Haroldo Jacobovicz’s life is a story of how one person can change the world. Born in 1892, he was an intelligent child with a natural inclination for art. Early on, his family recognized his talent and supported him as he pursued formal education at the Escola Nacional de Belas Artes do Rio de Janeiro. He began to teach there in 1923 and became director of the school two years later.
During his time as a director, Haroldo Jacobovicz made a significant impact on Brazilian art. He led the school in a new direction, emphasizing abstraction and modernism. His work reflected these changes, and he quickly became one of Brazil’s most respected artists. The political climate was not as supportive of new movements. Jacobovicz advocated for an art movement free of constraints, even if it meant existing outside the boundaries of state-sanctioned authority.
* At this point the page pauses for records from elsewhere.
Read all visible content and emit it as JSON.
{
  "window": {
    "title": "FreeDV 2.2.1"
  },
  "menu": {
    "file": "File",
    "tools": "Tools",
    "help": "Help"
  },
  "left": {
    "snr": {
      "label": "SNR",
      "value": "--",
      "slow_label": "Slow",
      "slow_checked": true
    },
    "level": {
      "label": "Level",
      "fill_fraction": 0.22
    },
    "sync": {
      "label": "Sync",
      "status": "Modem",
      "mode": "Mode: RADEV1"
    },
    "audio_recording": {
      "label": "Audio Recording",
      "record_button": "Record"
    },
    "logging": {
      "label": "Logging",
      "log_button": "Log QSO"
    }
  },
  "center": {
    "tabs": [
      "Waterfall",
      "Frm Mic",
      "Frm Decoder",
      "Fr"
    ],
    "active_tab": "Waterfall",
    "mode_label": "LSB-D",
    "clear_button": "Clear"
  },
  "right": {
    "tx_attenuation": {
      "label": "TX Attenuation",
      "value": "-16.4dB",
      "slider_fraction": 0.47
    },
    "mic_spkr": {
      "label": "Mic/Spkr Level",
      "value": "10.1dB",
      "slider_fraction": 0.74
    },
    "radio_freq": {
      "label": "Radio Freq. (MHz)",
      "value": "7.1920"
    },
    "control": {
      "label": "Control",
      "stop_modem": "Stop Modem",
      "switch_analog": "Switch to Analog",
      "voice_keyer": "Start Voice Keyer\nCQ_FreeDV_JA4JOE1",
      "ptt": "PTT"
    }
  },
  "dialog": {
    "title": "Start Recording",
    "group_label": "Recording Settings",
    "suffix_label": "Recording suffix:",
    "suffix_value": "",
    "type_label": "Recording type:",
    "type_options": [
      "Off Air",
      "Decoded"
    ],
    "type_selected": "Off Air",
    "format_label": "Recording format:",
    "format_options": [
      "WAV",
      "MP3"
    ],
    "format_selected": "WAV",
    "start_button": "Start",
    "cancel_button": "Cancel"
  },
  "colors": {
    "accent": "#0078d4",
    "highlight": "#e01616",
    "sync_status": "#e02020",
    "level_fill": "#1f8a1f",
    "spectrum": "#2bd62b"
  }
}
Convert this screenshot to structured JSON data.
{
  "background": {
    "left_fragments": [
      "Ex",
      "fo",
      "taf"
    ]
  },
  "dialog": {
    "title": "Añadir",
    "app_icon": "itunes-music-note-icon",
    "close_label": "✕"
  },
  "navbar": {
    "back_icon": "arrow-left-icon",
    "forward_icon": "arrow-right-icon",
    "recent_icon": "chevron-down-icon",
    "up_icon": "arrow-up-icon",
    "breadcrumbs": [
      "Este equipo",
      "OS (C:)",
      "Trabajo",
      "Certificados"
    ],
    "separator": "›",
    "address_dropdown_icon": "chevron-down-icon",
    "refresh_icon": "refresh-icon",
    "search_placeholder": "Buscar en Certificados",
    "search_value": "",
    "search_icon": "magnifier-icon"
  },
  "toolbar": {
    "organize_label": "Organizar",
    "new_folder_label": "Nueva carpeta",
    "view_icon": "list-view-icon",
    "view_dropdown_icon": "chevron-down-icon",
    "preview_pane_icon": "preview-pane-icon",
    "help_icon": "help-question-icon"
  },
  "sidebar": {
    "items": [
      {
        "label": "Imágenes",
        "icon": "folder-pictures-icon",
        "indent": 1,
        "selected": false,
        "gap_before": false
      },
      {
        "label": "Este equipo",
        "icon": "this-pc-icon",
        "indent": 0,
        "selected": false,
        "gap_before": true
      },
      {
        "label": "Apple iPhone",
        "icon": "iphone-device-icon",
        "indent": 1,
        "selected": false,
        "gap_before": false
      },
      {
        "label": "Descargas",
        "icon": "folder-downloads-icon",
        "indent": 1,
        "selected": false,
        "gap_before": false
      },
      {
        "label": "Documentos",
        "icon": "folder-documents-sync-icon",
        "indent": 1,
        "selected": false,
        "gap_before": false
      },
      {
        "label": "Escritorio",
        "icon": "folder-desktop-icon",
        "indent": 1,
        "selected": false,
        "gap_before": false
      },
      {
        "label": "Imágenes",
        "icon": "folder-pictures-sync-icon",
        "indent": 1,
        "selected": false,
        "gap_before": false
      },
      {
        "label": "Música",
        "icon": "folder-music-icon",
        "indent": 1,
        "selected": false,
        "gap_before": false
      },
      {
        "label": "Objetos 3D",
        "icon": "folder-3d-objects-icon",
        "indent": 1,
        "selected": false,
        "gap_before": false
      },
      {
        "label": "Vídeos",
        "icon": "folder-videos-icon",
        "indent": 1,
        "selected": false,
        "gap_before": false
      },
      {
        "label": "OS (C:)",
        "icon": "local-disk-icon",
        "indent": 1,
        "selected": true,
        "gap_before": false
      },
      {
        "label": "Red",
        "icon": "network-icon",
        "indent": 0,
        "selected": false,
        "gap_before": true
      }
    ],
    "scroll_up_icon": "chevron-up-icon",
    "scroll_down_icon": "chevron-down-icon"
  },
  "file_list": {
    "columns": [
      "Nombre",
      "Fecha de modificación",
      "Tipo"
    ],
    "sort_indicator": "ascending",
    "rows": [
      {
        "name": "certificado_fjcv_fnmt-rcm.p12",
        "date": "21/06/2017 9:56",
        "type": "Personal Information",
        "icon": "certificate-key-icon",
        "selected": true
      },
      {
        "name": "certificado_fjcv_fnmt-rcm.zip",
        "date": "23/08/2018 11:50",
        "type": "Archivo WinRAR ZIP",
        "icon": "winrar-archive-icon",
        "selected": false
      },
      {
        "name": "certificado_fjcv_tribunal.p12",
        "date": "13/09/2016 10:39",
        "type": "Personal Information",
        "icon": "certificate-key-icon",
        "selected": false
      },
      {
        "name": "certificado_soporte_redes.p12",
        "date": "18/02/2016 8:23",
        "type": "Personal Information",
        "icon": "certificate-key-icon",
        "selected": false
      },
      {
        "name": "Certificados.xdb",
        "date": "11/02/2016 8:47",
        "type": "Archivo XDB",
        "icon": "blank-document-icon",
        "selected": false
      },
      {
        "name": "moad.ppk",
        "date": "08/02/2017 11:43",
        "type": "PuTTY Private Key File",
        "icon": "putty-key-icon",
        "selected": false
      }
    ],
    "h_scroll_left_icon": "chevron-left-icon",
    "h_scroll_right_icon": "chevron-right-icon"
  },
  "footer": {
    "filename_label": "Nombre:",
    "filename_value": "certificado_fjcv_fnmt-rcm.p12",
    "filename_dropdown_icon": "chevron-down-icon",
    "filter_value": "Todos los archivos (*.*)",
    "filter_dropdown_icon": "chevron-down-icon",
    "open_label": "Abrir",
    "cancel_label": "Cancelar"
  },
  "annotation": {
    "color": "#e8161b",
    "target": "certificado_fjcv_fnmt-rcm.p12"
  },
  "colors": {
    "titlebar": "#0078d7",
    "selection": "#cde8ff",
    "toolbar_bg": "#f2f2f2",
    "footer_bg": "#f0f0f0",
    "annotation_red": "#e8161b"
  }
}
The school’s administration forced him to resign in 1938.
Jacobovicz’s influence didn’t stop at the borders of Brazil. He was also highly respected internationally, and his work was shown in prestigious galleries around the world. In fact, he was so well-known that he was even featured in a documentary about art by famed filmmaker Jean-Luc Godard.
In addition to his paintings and teaching, Haroldo Jacobovicz was also an art critic and a museum curator. He organized exhibitions and wrote articles about modern art. His most notable contributions in this area were the establishment of the Galeria de Arte Moderna do Rio de Janeiro (Gallery of Modern Art), and his role as director of the Museu de Arte Moderna do Rio de Janeiro (Museum of Modern Art).
Nosso trenó vai sair nos próximos dias para distribuir brinquedos e panetones às instituições que apoiamos.
Este ano, a entrega será de 400 brinquedos e 400 panetones. pic.twitter.com/30wGnXjZzu
— Haroldo Jacobovicz (@HJacobovicz) December 18, 2021
Even though he spent most of his life in Brazil, Haroldo Jacobovicz always considered himself a world citizen. Those who knew him describe him as brimming with energy and creativity, with a strong desire for learning that made him an inspiration. He died at age 65. This painting is a beautiful reminder of his legacy and the enduring impact he had on art.